Lange Jaap ("Long Jeep"), also known as Kijkduin Light or Den Helder Light, is an active lighthouse near Fort Kijkduin in Huisduinen, Netherlands. At a height of 55 metres (182 ft) it is one of the tallest "traditional lighthouses" in the world. For almost a century, from 1878 to 1974, it was the tallest lighthouse in the Netherlands, until the construction of the Maasvlakte Light.
According to The Lighthouse Directory it is the tallest non-skeletal cast iron lighthouse in the world. That may be the case if the height is as specified in that source (63.5 metres (208 ft)). However, if the height is 55.5 metres (182 ft), as stated by other sources, it is the second tallest, Cikoneng Light being 58 m (190 ft).
The site is open and accessible to visitors. Due to safety concerns, however, the tower itself has been closed to the public since 1998.
The first aid to navigation at the site was a simple coal-fire light from 1814, at Fort Kijkduin, a few hundred meters south of the current tower. In 1822 the construction of the first tower was completed and it was first lit on 29 October 1822. The tower was a 22 metres (72 ft)-tall, six-storey brick tower. The light consisted of 26 Argand lamps with parabolic reflectors, visible at a distance of up to 6 nautical miles (11 km; 6.9 mi). Cracks in the building foundation were repaired twice, in 1826 and 1827. In 1853 the light was replaced by an Argand lamp lens system with fixed Fresnel lens.

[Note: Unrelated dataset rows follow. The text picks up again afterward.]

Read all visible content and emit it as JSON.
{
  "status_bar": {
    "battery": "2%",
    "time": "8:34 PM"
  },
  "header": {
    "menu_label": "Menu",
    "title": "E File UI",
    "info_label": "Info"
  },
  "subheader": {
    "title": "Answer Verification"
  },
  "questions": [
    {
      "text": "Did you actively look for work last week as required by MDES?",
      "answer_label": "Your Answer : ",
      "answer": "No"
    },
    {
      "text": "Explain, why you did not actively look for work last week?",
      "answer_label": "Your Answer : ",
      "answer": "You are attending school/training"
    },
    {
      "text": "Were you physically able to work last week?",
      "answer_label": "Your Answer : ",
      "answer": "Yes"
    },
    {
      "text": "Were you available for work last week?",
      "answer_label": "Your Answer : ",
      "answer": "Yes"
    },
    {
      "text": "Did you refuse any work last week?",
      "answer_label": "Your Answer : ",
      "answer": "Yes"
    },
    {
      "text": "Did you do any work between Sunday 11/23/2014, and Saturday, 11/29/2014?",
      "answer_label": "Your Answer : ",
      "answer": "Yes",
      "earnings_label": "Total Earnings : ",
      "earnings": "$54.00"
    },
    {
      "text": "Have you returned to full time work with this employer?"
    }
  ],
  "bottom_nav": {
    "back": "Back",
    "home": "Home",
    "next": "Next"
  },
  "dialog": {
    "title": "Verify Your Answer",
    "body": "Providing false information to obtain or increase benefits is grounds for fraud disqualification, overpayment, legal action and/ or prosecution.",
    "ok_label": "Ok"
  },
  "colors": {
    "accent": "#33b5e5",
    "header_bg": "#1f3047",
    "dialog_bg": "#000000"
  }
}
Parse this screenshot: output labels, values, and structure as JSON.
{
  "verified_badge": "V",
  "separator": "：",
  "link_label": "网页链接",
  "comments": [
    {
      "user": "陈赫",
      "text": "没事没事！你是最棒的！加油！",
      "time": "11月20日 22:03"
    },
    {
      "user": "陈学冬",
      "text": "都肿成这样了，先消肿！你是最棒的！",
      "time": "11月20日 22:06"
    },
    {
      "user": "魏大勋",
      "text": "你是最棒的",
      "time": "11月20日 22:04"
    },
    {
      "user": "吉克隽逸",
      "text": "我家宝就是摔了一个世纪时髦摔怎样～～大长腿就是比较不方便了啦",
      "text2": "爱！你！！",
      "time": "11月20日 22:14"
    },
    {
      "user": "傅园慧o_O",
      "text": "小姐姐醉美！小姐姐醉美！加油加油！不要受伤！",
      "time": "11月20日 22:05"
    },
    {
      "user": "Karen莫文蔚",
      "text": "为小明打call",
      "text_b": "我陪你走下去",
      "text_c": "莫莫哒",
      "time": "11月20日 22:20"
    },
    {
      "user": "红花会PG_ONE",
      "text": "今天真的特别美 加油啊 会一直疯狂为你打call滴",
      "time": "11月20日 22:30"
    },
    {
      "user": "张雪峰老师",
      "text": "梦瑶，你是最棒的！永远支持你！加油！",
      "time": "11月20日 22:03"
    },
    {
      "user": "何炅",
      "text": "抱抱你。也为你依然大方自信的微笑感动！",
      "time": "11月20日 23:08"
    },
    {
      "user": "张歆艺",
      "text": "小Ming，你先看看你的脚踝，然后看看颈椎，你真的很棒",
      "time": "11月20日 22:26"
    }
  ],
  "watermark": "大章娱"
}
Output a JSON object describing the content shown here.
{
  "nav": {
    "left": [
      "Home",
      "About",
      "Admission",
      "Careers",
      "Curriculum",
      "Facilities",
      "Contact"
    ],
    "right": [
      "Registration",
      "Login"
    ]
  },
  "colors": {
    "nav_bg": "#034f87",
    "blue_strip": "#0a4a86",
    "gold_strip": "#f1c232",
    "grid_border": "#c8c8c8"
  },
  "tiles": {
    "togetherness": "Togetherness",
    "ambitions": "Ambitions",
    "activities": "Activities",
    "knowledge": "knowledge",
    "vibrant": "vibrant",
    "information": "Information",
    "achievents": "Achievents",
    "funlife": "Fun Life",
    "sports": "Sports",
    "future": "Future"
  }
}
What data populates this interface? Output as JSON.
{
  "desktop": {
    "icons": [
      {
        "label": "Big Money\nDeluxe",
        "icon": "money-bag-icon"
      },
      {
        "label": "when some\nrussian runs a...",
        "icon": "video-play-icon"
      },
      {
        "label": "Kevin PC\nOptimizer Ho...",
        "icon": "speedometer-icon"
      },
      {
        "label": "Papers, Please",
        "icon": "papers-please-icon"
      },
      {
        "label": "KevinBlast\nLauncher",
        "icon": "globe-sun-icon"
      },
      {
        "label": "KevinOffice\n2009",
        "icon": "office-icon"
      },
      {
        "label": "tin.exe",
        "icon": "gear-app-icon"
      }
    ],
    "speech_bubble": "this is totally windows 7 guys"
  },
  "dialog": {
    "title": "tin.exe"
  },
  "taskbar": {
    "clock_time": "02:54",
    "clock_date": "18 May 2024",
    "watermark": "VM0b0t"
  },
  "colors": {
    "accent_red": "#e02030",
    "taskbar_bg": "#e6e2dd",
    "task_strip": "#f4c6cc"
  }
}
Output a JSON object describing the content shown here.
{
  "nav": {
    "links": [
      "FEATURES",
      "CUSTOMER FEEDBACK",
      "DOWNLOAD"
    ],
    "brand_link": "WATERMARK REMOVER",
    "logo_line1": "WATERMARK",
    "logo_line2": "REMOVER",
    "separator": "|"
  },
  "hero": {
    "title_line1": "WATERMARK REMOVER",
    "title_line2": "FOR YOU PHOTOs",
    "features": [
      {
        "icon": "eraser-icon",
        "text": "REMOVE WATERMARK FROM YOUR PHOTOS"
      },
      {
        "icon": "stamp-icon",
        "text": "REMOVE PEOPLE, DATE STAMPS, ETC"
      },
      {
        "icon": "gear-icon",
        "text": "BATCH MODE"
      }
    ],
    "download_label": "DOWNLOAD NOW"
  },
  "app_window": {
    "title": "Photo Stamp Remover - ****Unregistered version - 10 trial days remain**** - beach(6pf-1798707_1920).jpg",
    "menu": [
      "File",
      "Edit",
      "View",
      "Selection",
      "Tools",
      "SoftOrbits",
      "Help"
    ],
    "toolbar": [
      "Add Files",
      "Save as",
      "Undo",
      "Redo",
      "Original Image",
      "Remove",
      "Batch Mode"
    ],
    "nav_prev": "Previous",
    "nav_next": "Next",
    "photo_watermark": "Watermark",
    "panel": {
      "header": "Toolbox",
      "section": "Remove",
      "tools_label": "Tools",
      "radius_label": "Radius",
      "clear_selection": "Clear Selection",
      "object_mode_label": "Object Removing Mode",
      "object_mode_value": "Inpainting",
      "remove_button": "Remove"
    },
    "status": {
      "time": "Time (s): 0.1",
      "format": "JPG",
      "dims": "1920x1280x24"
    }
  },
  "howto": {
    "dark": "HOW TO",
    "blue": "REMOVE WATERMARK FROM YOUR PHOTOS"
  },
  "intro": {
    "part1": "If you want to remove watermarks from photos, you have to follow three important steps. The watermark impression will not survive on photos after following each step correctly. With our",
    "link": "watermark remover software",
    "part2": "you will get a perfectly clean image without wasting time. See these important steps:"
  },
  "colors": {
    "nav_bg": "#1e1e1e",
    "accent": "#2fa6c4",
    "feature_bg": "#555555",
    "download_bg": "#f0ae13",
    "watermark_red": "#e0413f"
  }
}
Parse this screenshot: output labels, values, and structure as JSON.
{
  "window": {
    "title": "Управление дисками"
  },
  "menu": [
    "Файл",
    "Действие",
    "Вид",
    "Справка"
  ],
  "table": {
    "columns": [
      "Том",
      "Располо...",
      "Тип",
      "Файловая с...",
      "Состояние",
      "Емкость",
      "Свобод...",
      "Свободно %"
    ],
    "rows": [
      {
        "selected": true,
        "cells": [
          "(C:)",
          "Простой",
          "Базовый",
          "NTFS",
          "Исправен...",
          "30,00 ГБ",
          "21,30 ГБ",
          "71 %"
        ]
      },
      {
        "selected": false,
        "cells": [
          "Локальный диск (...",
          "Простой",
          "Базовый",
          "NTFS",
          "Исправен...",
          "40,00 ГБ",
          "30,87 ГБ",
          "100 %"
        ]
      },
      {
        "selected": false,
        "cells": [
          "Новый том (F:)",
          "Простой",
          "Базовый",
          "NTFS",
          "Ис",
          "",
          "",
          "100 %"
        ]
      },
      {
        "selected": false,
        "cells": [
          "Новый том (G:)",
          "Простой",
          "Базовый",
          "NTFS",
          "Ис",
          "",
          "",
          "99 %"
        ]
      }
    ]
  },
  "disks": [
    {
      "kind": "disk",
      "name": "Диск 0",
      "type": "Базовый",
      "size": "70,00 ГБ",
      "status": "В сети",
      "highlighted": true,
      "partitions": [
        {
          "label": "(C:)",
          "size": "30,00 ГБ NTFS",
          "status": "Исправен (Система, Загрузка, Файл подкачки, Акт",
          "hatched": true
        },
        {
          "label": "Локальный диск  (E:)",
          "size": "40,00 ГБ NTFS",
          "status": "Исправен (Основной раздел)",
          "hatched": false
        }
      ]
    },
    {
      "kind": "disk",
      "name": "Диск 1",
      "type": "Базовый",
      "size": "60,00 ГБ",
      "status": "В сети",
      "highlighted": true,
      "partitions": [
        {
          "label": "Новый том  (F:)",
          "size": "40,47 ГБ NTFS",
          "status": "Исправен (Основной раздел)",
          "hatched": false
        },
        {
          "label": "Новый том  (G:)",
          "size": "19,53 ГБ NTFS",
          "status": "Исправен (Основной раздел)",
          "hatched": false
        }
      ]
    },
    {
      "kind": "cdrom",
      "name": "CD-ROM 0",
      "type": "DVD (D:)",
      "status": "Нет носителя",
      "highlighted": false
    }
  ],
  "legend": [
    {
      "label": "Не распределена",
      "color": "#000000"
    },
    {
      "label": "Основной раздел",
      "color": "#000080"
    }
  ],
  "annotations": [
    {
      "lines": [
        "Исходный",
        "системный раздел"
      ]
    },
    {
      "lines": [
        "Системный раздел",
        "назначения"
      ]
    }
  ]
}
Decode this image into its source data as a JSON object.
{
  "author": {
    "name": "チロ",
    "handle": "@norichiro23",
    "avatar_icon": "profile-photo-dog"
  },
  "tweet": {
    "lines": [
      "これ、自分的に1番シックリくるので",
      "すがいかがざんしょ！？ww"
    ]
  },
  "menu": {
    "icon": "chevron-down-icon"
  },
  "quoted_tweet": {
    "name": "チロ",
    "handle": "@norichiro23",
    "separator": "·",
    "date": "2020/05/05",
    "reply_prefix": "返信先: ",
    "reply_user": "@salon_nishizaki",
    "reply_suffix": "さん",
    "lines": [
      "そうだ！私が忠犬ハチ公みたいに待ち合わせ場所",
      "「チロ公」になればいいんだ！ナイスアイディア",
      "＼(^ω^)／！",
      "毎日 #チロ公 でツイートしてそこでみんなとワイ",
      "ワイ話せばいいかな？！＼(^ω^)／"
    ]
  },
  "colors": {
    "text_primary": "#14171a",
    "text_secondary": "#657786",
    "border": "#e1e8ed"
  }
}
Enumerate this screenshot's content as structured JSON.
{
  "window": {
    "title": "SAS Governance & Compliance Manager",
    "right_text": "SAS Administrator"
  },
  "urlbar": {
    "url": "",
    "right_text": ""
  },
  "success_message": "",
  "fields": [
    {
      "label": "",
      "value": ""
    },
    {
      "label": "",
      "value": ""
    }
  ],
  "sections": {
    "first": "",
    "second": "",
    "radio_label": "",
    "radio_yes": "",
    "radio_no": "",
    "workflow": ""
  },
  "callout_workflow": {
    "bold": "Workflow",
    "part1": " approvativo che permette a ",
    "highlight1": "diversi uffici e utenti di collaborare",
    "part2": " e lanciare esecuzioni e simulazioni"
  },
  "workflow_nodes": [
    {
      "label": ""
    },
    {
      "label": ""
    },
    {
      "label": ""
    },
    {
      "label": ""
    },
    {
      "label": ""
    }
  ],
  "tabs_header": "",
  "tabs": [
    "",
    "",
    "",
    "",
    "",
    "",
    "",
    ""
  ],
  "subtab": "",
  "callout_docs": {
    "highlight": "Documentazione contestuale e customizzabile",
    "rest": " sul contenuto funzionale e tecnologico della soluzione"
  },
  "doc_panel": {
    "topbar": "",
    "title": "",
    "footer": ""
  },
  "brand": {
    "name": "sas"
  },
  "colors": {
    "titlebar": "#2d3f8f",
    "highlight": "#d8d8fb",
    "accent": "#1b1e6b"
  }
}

The construction of the second and current lighthouse started in 1877 and its first illumination was on 1 April 1878. The first lens system was a stationary lens with Argand lamps from the old tower. In 1903 this was replaced with a Barbier and F.B. rotational system, with Mercury bearings. It used incandescent kerosene and had an intensity of 1,200,000 cd. Its characteristic was 2 flashes every 10s and was visible for "20 English miles".
In 1912 an improved pharoline incandescent light was installed. The light was electrified in 1924 and a Brandaris 80V 50A lamp was fitted. In 1940, during World War II, this light system was destroyed. During the war the lighthouse was painted in camouflage-colours. An emergency light was installed in 1945, with an intensity of 62,000 cd. On September 2, 1949 the current 920mm 1st order Fresnel lens was installed.
In 1988 the site was listed as a Rijksmonument. The cupola and lantern pane were replaced in 1992; the old shell is displayed outdoors in the royal dockyard of Willemsoord in Den Helder. In 1998 the lighthouse was closed to the public due to cracks on the cast-iron floors. Although it was refurbished in 1999 and a new coat of paint was applied, as of 2002 it is unlikely that the tower will be reopened, especially due to more stringent safety regulations introduced after the Volendam café disaster and the formation of the Dutch Safety Board.